Javier is quite a character. Two of his business partners in dealings with Venezuela died in mysterious circumstances, one drowned, the other supposedly committed suicide, which is most strange since none of them was strained by family, love, financial or depression issues, rather the contrary given the bright future ahead.
This somehow could help to understand the very contemplative, if not supportive, attitude of the Mujica and Vazquez administrations towards the Venezuelan regime: forcibly integrating Venezuela to Mercosur and later contrary to dumping her out; not condemning excesses committed by Venezuelan authorities regarding human rights and freedom of expression and of the press; refusing to call Maduro and his regime a dictatorship, defending rigged electoral processes, and even the recent, apparently failed, attempt to have Venezuelan funds transferred for safeguard to Uruguay from Portugal.
It can be clearly accepted also that Mr. Maduro and his most efficient Cuban intelligence service are well aware of Mujica and Vazquez sins and like to remind them when needed.
No wonder then that a Mexican former foreign secretary, and despite working for a corrupt government such as that of Enrique Peña Nieto, is nevertheless recognized for his professionalism and mastering of diplomacy, international law and political science, Jorge Castaneda Gutamn made some extraordinary remarks about the current Uruguayan president.
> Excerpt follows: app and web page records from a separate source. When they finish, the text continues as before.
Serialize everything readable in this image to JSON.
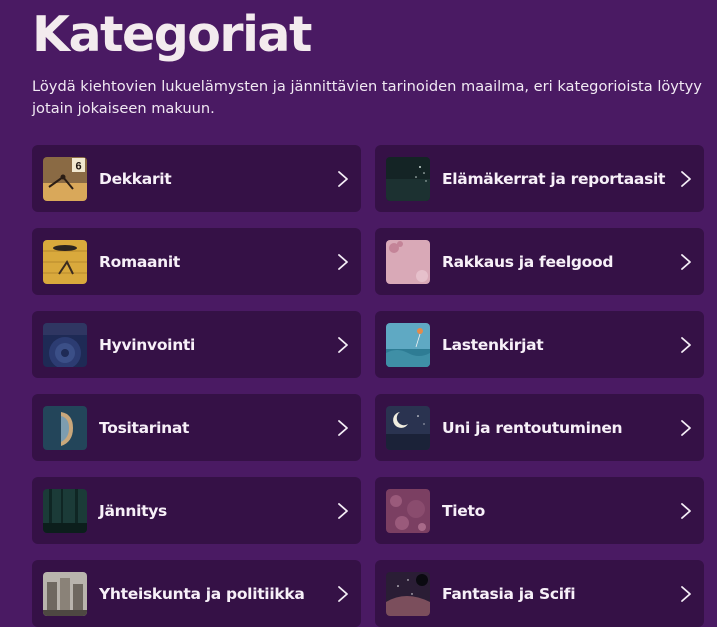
{
  "header": {
    "title": "Kategoriat",
    "description": "Löydä kiehtovien lukuelämysten ja jännittävien tarinoiden maailma, eri kategorioista löytyy jotain jokaiseen makuun."
  },
  "categories": [
    {
      "label": "Dekkarit",
      "thumb_colors": [
        "#3b2b25",
        "#d9a85a"
      ],
      "badge": "6"
    },
    {
      "label": "Elämäkerrat ja reportaasit",
      "thumb_colors": [
        "#142425",
        "#22393a"
      ]
    },
    {
      "label": "Romaanit",
      "thumb_colors": [
        "#d9a93c",
        "#b78a2d"
      ]
    },
    {
      "label": "Rakkaus ja feelgood",
      "thumb_colors": [
        "#d9a9b7",
        "#b7869a"
      ]
    },
    {
      "label": "Hyvinvointi",
      "thumb_colors": [
        "#1e2a55",
        "#3b4f87"
      ]
    },
    {
      "label": "Lastenkirjat",
      "thumb_colors": [
        "#5fa9c3",
        "#2e7c94"
      ]
    },
    {
      "label": "Tositarinat",
      "thumb_colors": [
        "#23455a",
        "#c9a77b"
      ]
    },
    {
      "label": "Uni ja rentoutuminen",
      "thumb_colors": [
        "#2a3350",
        "#1b2238"
      ]
    },
    {
      "label": "Jännitys",
      "thumb_colors": [
        "#1b3b38",
        "#0f2624"
      ]
    },
    {
      "label": "Tieto",
      "thumb_colors": [
        "#7b3f62",
        "#9a5a7b"
      ]
    },
    {
      "label": "Yhteiskunta ja politiikka",
      "thumb_colors": [
        "#b9b4ad",
        "#6f6860"
      ]
    },
    {
      "label": "Fantasia ja Scifi",
      "thumb_colors": [
        "#2a1d35",
        "#7b4e5c"
      ]
    }
  ],
  "icons": {
    "chevron": "chevron-right-icon"
  },
  "colors": {
    "background": "#4a1a63",
    "card": "#351146",
    "text": "#f7f0f8"
  }
}
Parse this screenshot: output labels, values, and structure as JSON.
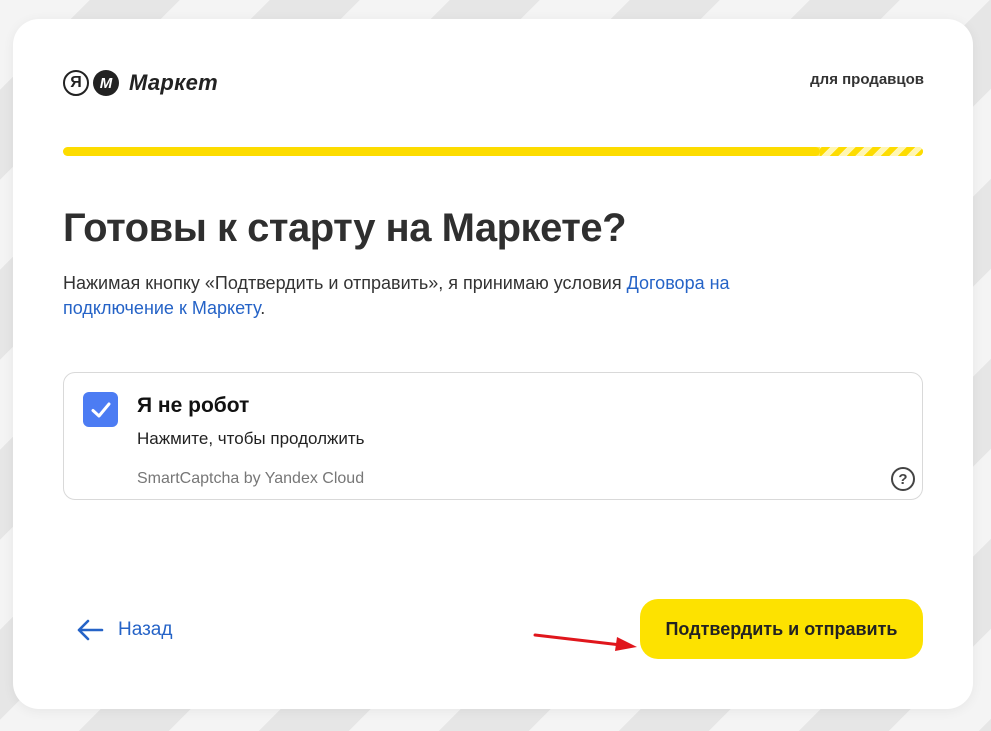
{
  "header": {
    "logo_prefix": "Я",
    "logo_m": "M",
    "logo_word": "Маркет",
    "sellers_link": "для продавцов"
  },
  "progress": {
    "value": 0.88,
    "color": "#fddc00"
  },
  "main": {
    "title": "Готовы к старту на Маркете?",
    "agreement_text": "Нажимая кнопку «Подтвердить и отправить», я принимаю условия ",
    "agreement_link": "Договора на подключение к Маркету",
    "agreement_end": "."
  },
  "captcha": {
    "checked": true,
    "title": "Я не робот",
    "subtitle": "Нажмите, чтобы продолжить",
    "brand": "SmartCaptcha by Yandex Cloud",
    "help_icon": "?"
  },
  "footer": {
    "back_label": "Назад",
    "submit_label": "Подтвердить и отправить"
  },
  "colors": {
    "accent_yellow": "#fde200",
    "link_blue": "#2563c7",
    "checkbox_blue": "#4c7cf3",
    "annotation_red": "#e0161c"
  },
  "icons": {
    "back": "arrow-left-icon",
    "check": "checkmark-icon",
    "help": "question-circle-icon"
  }
}
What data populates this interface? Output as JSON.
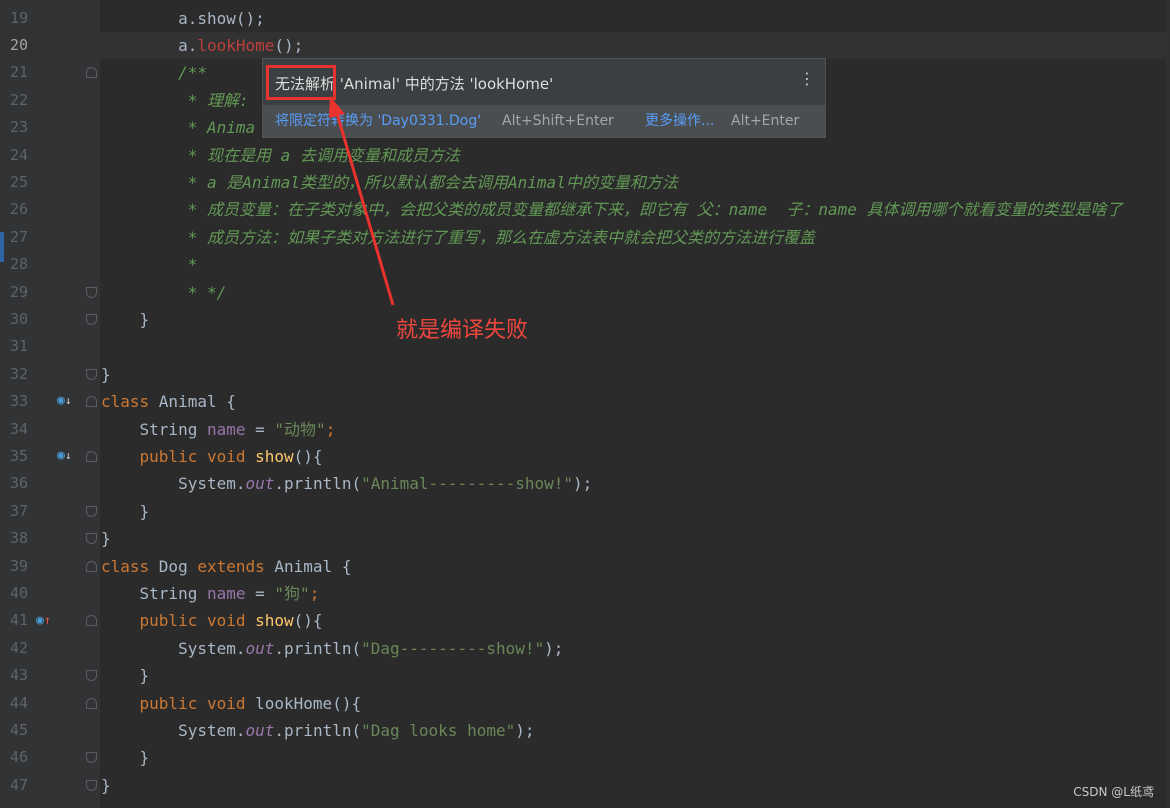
{
  "current_line": 20,
  "lines": [
    {
      "n": "19",
      "tokens": [
        {
          "t": "        a.show();",
          "c": "plain"
        }
      ]
    },
    {
      "n": "20",
      "tokens": [
        {
          "t": "        a.",
          "c": "plain"
        },
        {
          "t": "lookHome",
          "c": "err"
        },
        {
          "t": "();",
          "c": "plain"
        }
      ]
    },
    {
      "n": "21",
      "tokens": [
        {
          "t": "        /**",
          "c": "doc"
        }
      ]
    },
    {
      "n": "22",
      "tokens": [
        {
          "t": "         * 理解:",
          "c": "doc"
        }
      ]
    },
    {
      "n": "23",
      "tokens": [
        {
          "t": "         * Anima",
          "c": "doc"
        }
      ]
    },
    {
      "n": "24",
      "tokens": [
        {
          "t": "         * 现在是用 a 去调用变量和成员方法",
          "c": "doc"
        }
      ]
    },
    {
      "n": "25",
      "tokens": [
        {
          "t": "         * a 是Animal类型的，所以默认都会去调用Animal中的变量和方法",
          "c": "doc"
        }
      ]
    },
    {
      "n": "26",
      "tokens": [
        {
          "t": "         * 成员变量：在子类对象中，会把父类的成员变量都继承下来，即它有 父：name  子：name 具体调用哪个就看变量的类型是啥了",
          "c": "doc"
        }
      ]
    },
    {
      "n": "27",
      "tokens": [
        {
          "t": "         * 成员方法：如果子类对方法进行了重写，那么在虚方法表中就会把父类的方法进行覆盖",
          "c": "doc"
        }
      ]
    },
    {
      "n": "28",
      "tokens": [
        {
          "t": "         *",
          "c": "doc"
        }
      ]
    },
    {
      "n": "29",
      "tokens": [
        {
          "t": "         * */",
          "c": "doc"
        }
      ]
    },
    {
      "n": "30",
      "tokens": [
        {
          "t": "    }",
          "c": "plain"
        }
      ]
    },
    {
      "n": "31",
      "tokens": []
    },
    {
      "n": "32",
      "tokens": [
        {
          "t": "}",
          "c": "plain"
        }
      ]
    },
    {
      "n": "33",
      "tokens": [
        {
          "t": "class ",
          "c": "kw"
        },
        {
          "t": "Animal {",
          "c": "plain"
        }
      ]
    },
    {
      "n": "34",
      "tokens": [
        {
          "t": "    String ",
          "c": "plain"
        },
        {
          "t": "name",
          "c": "fld"
        },
        {
          "t": " = ",
          "c": "plain"
        },
        {
          "t": "\"动物\"",
          "c": "str"
        },
        {
          "t": ";",
          "c": "kw"
        }
      ]
    },
    {
      "n": "35",
      "tokens": [
        {
          "t": "    public void ",
          "c": "kw"
        },
        {
          "t": "show",
          "c": "fn"
        },
        {
          "t": "(){",
          "c": "plain"
        }
      ]
    },
    {
      "n": "36",
      "tokens": [
        {
          "t": "        System.",
          "c": "plain"
        },
        {
          "t": "out",
          "c": "static"
        },
        {
          "t": ".println(",
          "c": "plain"
        },
        {
          "t": "\"Animal---------show!\"",
          "c": "str"
        },
        {
          "t": ");",
          "c": "plain"
        }
      ]
    },
    {
      "n": "37",
      "tokens": [
        {
          "t": "    }",
          "c": "plain"
        }
      ]
    },
    {
      "n": "38",
      "tokens": [
        {
          "t": "}",
          "c": "plain"
        }
      ]
    },
    {
      "n": "39",
      "tokens": [
        {
          "t": "class ",
          "c": "kw"
        },
        {
          "t": "Dog ",
          "c": "plain"
        },
        {
          "t": "extends ",
          "c": "kw"
        },
        {
          "t": "Animal {",
          "c": "plain"
        }
      ]
    },
    {
      "n": "40",
      "tokens": [
        {
          "t": "    String ",
          "c": "plain"
        },
        {
          "t": "name",
          "c": "fld"
        },
        {
          "t": " = ",
          "c": "plain"
        },
        {
          "t": "\"狗\"",
          "c": "str"
        },
        {
          "t": ";",
          "c": "kw"
        }
      ]
    },
    {
      "n": "41",
      "tokens": [
        {
          "t": "    public void ",
          "c": "kw"
        },
        {
          "t": "show",
          "c": "fn"
        },
        {
          "t": "(){",
          "c": "plain"
        }
      ]
    },
    {
      "n": "42",
      "tokens": [
        {
          "t": "        System.",
          "c": "plain"
        },
        {
          "t": "out",
          "c": "static"
        },
        {
          "t": ".println(",
          "c": "plain"
        },
        {
          "t": "\"Dag---------show!\"",
          "c": "str"
        },
        {
          "t": ");",
          "c": "plain"
        }
      ]
    },
    {
      "n": "43",
      "tokens": [
        {
          "t": "    }",
          "c": "plain"
        }
      ]
    },
    {
      "n": "44",
      "tokens": [
        {
          "t": "    public void ",
          "c": "kw"
        },
        {
          "t": "lookHome",
          "c": "plain"
        },
        {
          "t": "(){",
          "c": "plain"
        }
      ]
    },
    {
      "n": "45",
      "tokens": [
        {
          "t": "        System.",
          "c": "plain"
        },
        {
          "t": "out",
          "c": "static"
        },
        {
          "t": ".println(",
          "c": "plain"
        },
        {
          "t": "\"Dag looks home\"",
          "c": "str"
        },
        {
          "t": ");",
          "c": "plain"
        }
      ]
    },
    {
      "n": "46",
      "tokens": [
        {
          "t": "    }",
          "c": "plain"
        }
      ]
    },
    {
      "n": "47",
      "tokens": [
        {
          "t": "}",
          "c": "plain"
        }
      ]
    }
  ],
  "gutter_markers": {
    "33": "implemented-down-icon",
    "35": "implemented-down-icon",
    "41": "overrides-up-icon"
  },
  "popup": {
    "title_highlight": "无法解析",
    "title_rest": " 'Animal' 中的方法 'lookHome'",
    "more_icon": "⋮",
    "action1_label": "将限定符转换为 'Day0331.Dog'",
    "action1_shortcut": "Alt+Shift+Enter",
    "action2_label": "更多操作...",
    "action2_shortcut": "Alt+Enter"
  },
  "annotation": "就是编译失败",
  "watermark": "CSDN @L纸鸢",
  "colors": {
    "background": "#2b2b2b",
    "keyword": "#cc7832",
    "string": "#6a8759",
    "error": "#bc3f3c",
    "doc_comment": "#629755",
    "annotation_red": "#e8332e"
  }
}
Uruguay has a neutral stance in the Venezuelan situation for extra diplomatic reasons, said Castaneda. Uruguay has a great legitimacy in foreign policy, but in this case there is a personal very complicated problem and that is that the son of president Vazquez has done an enormous quantity of business transactions in Venezuela, and he is up to his neck in mud with the Venezuela dealings
And the Venezuelans and the Cubans know about it, and each time Uruguay steps out of the line they squeeze him, they pinch him, a little, to remind him”, pointed out the Mexican former foreign secretary.
The statements were done on January 28 during a debate forum of experts in Televisa, Mexico's main television channel, precisely to discuss the position of Mexico and Uruguay regarding the Venezuelan situation. Thus the question is valid, Uruguay is neutral or neutralized?